How effective are performance reviews and what is the cost to organizations of an ineffective performance review process?
What value do individuals and organizations actually get out of these processes?
How much time do organizations lose putting systems into place and then trying to enforce them?
How much time do leaders waste struggling to complete these reviews?
Most people see performance evaluations as a necessary evil that they need to get through (akin to filling out tax forms). They usually get bumped to the bottom of the “to do” list and sometimes never get done at all.
Performance review meetings are usually uncomfortable and unproductive.
From our experience, the 8 most important factors in an effective, value added review process are:
1. Context - Performance reviews are a real opportunity to increase organizational performance and impact the bottom line. A well done review contributes significantly to managing our most important assets, and to their wellbeing and growth. Often people get fired, have their responsibilities decreased or are gossiped about vs. being told what they could do better and how, through very specific performance feedback in their reviews
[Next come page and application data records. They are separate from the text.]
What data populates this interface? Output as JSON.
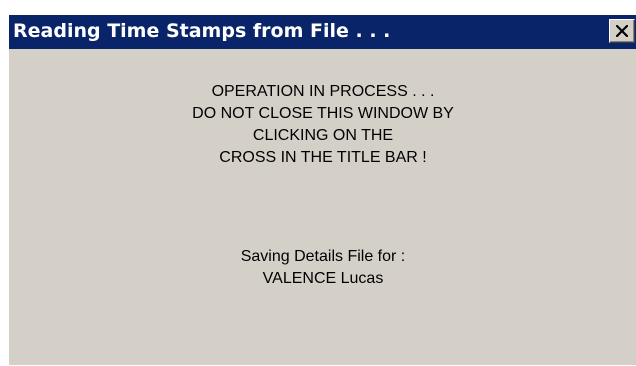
{
  "window": {
    "title": "Reading Time Stamps from File . . .",
    "close_icon": "close-icon"
  },
  "message": {
    "warning_lines": [
      "OPERATION IN PROCESS . . .",
      "DO NOT CLOSE THIS WINDOW BY",
      "CLICKING ON THE",
      "CROSS IN THE TITLE BAR !"
    ],
    "saving_label": "Saving Details File for :",
    "person_name": "VALENCE Lucas"
  },
  "colors": {
    "titlebar": "#0a246a",
    "title_text": "#ffffff",
    "window_bg": "#d4d0c8"
  }
}
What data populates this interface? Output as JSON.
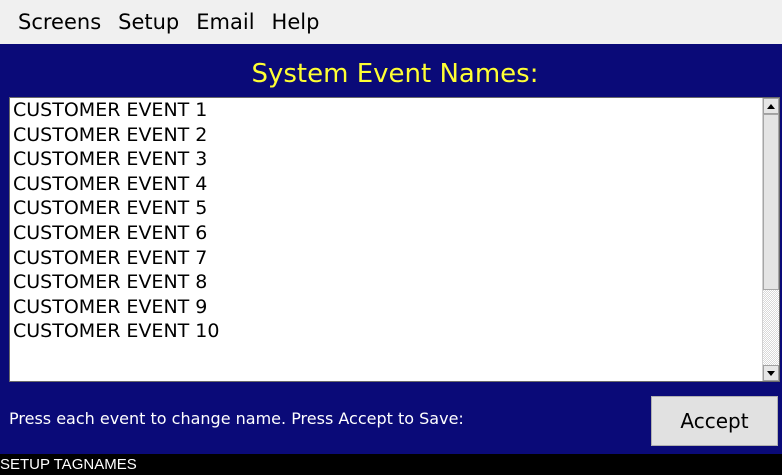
{
  "menu": {
    "items": [
      {
        "label": "Screens"
      },
      {
        "label": "Setup"
      },
      {
        "label": "Email"
      },
      {
        "label": "Help"
      }
    ]
  },
  "title": "System Event Names:",
  "events": {
    "items": [
      "CUSTOMER EVENT 1",
      "CUSTOMER EVENT 2",
      "CUSTOMER EVENT 3",
      "CUSTOMER EVENT 4",
      "CUSTOMER EVENT 5",
      "CUSTOMER EVENT 6",
      "CUSTOMER EVENT 7",
      "CUSTOMER EVENT 8",
      "CUSTOMER EVENT 9",
      "CUSTOMER EVENT 10"
    ]
  },
  "instruction": "Press each event to change name. Press Accept to Save:",
  "accept_label": "Accept",
  "status": "SETUP TAGNAMES",
  "colors": {
    "panel_background": "#0a0a78",
    "title_color": "#ffff33",
    "menubar_background": "#f0f0f0",
    "statusbar_background": "#000000"
  },
  "icons": {
    "scroll_up": "triangle-up-icon",
    "scroll_down": "triangle-down-icon"
  }
}
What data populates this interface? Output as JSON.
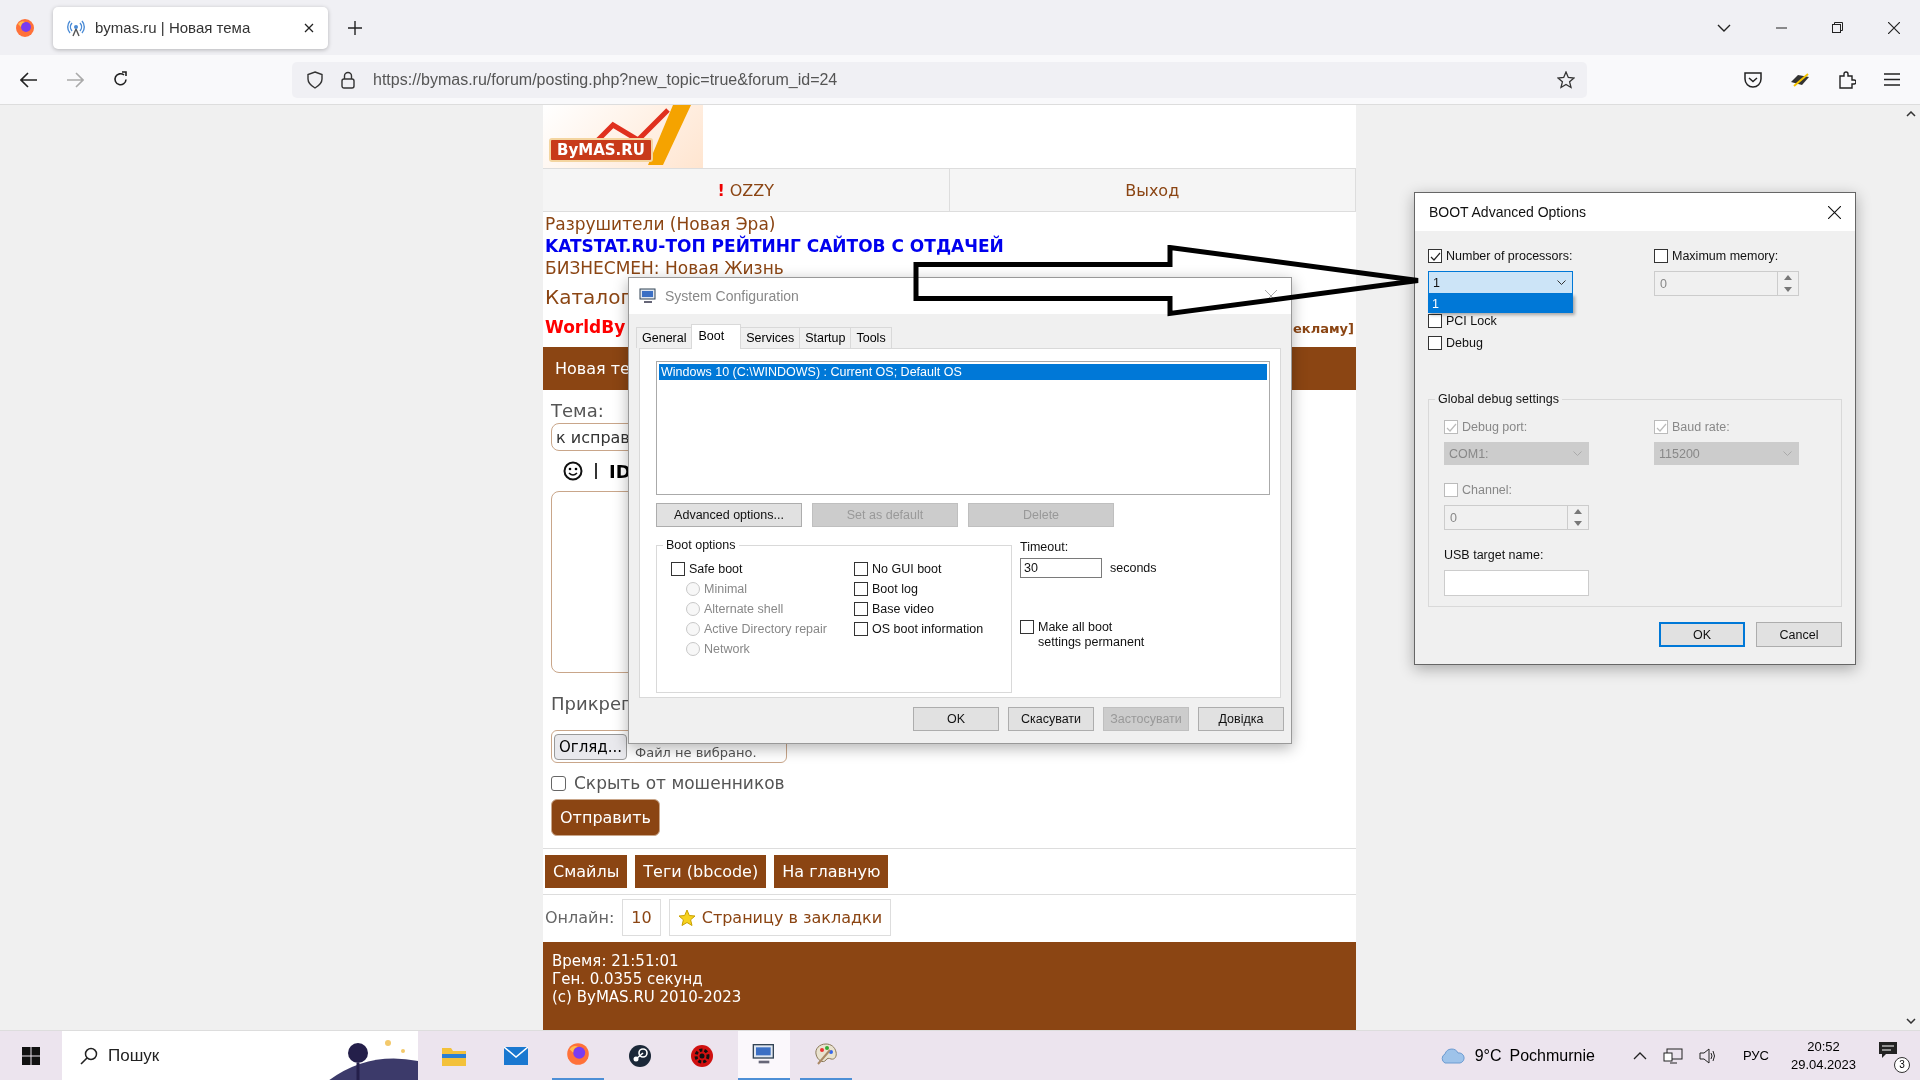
{
  "browser": {
    "tab": {
      "title": "bymas.ru | Новая тема",
      "selected": true
    },
    "url": "https://bymas.ru/forum/posting.php?new_topic=true&forum_id=24"
  },
  "forum": {
    "logo": "ByMAS.RU",
    "nav": [
      {
        "mark": "!",
        "label": "OZZY"
      },
      {
        "label": "Выход"
      }
    ],
    "links": [
      {
        "kind": "plain",
        "text": "Разрушители (Новая Эра)"
      },
      {
        "kind": "promo",
        "text": "KATSTAT.RU-ТОП РЕЙТИНГ САЙТОВ С ОТДАЧЕЙ"
      },
      {
        "kind": "plain",
        "text": "БИЗНЕСМЕН: Новая Жизнь"
      }
    ],
    "catalog": "Каталог",
    "worldby": "WorldBy",
    "ad_link": "екламу]",
    "section_bar": "Новая те",
    "topic_label": "Тема:",
    "topic_value": "к исправ",
    "toolbar_text": "ID",
    "attach_label": "Прикреп",
    "browse_button": "Огляд...",
    "file_status": "Файл не вибрано.",
    "hide_checkbox": {
      "label": "Скрыть от мошенников",
      "checked": false
    },
    "submit": "Отправить",
    "bottom_buttons": [
      "Смайлы",
      "Теги (bbcode)",
      "На главную"
    ],
    "online_label": "Онлайн:",
    "online_count": "10",
    "bookmark": "Страницу в закладки",
    "footer": [
      "Время: 21:51:01",
      "Ген. 0.0355 секунд",
      "(c) ByMAS.RU 2010-2023"
    ]
  },
  "msconfig": {
    "title": "System Configuration",
    "tabs": [
      {
        "label": "General",
        "selected": false
      },
      {
        "label": "Boot",
        "selected": true
      },
      {
        "label": "Services",
        "selected": false
      },
      {
        "label": "Startup",
        "selected": false
      },
      {
        "label": "Tools",
        "selected": false
      }
    ],
    "os_entries": [
      {
        "text": "Windows 10 (C:\\WINDOWS) : Current OS; Default OS",
        "selected": true
      }
    ],
    "actions": [
      {
        "label": "Advanced options...",
        "disabled": false
      },
      {
        "label": "Set as default",
        "disabled": true
      },
      {
        "label": "Delete",
        "disabled": true
      }
    ],
    "boot_options": {
      "title": "Boot options",
      "safe_boot": {
        "label": "Safe boot",
        "checked": false
      },
      "modes": [
        {
          "label": "Minimal",
          "selected": false,
          "disabled": true
        },
        {
          "label": "Alternate shell",
          "selected": false,
          "disabled": true
        },
        {
          "label": "Active Directory repair",
          "selected": false,
          "disabled": true
        },
        {
          "label": "Network",
          "selected": false,
          "disabled": true
        }
      ],
      "flags": [
        {
          "label": "No GUI boot",
          "checked": false
        },
        {
          "label": "Boot log",
          "checked": false
        },
        {
          "label": "Base video",
          "checked": false
        },
        {
          "label": "OS boot information",
          "checked": false
        }
      ]
    },
    "timeout": {
      "label": "Timeout:",
      "value": "30",
      "unit": "seconds"
    },
    "permanent": {
      "label": "Make all boot settings permanent",
      "checked": false
    },
    "buttons": [
      {
        "label": "OK",
        "disabled": false
      },
      {
        "label": "Скасувати",
        "disabled": false
      },
      {
        "label": "Застосувати",
        "disabled": true
      },
      {
        "label": "Довідка",
        "disabled": false
      }
    ]
  },
  "advanced": {
    "title": "BOOT Advanced Options",
    "processors": {
      "label": "Number of processors:",
      "checked": true,
      "value": "1",
      "expanded": true,
      "options": [
        {
          "label": "1",
          "selected": true
        }
      ]
    },
    "max_memory": {
      "label": "Maximum memory:",
      "checked": false,
      "value": "0"
    },
    "pci_lock": {
      "label": "PCI Lock",
      "checked": false
    },
    "debug": {
      "label": "Debug",
      "checked": false
    },
    "global": {
      "title": "Global debug settings",
      "debug_port": {
        "label": "Debug port:",
        "checked": true,
        "disabled": true,
        "value": "COM1:"
      },
      "baud_rate": {
        "label": "Baud rate:",
        "checked": true,
        "disabled": true,
        "value": "115200"
      },
      "channel": {
        "label": "Channel:",
        "checked": false,
        "disabled": true,
        "value": "0"
      },
      "usb_label": "USB target name:"
    },
    "buttons": [
      {
        "label": "OK",
        "default": true
      },
      {
        "label": "Cancel",
        "default": false
      }
    ]
  },
  "taskbar": {
    "search_placeholder": "Пошук",
    "apps": [
      {
        "kind": "explorer",
        "running": false,
        "selected": false
      },
      {
        "kind": "mail",
        "running": false,
        "selected": false
      },
      {
        "kind": "firefox",
        "running": true,
        "selected": false
      },
      {
        "kind": "steam",
        "running": false,
        "selected": false
      },
      {
        "kind": "gear",
        "running": false,
        "selected": false
      },
      {
        "kind": "msconfig",
        "running": true,
        "selected": true
      },
      {
        "kind": "paint",
        "running": true,
        "selected": false
      }
    ],
    "weather": {
      "temp": "9°C",
      "text": "Pochmurnie"
    },
    "language": "РУС",
    "time": "20:52",
    "date": "29.04.2023",
    "notifications": "3"
  }
}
2. Organizational relevance and focus –The content of the review should be targeted to strategy and customized to culture. Often organizations use standard dimensions of leadership that have not been targeted towards executing on their key strategies and may not add tremendous value to their specific culture. Focusing in this manner directly impacts individual and organizational performance.
3. Individual relevance – For recipients, it is motivating to link the areas of growth to their career path, vision and passion.
4. Balance & Manageability– Focusing on how to leverage a few key strengths reinforces what recipients is doing well and enables the organization to continue to benefit from these. Keeping the areas for improvement to a few vital areas that will make the biggest difference in performance allows recipients to focus their efforts and build their skills in a sustainable and mindful manner.
5. Approach – The tone and overall intention are key aspects that differentiate a productive review process. Approaching the recipient with generosity versus criticism can transform the process and results. Ensure that your goals are to share information and to help the recipient grow and develop professionally, not to vent or complain. Remaining fact-based and focusing on concrete improvement, rather than finger pointing and blaming, allows recipients to hear the feedback in a safe space and leaves room for them to think about how to improve vs. needing to defend themselves. Another important component of a successful approach is to only suggest areas of focus that you truly believe recipients can accomplish. If you don’t believe in their potential to deliver in this area, improvements are very difficult to achieve and tend to go unnoticed.
6. Specific and Actionable – Be as specific as you can with concrete examples and actionable items. Ensure that there is a common understanding of expectations and agree on how improvement will be recognized and measured.
7. Regularity & Follow up – It is difficult to impact performance with an annual review. People should get regular reviews and these should be followed up on as an agenda item during regular meetings. Maintain open and informal two way communication to address issues as they arise.
Done in this manner the evaluation process can become a very rewarding experience for both parties. The recipient can experience rewarding growth, increased performance and a supervisor who cares enough to help them succeed. The reviewer can experience real satisfaction by:
- increasing productivity and performance
- contributing in a meaningful manner to growing others
- increasing staff retention
- building a talent base for the organization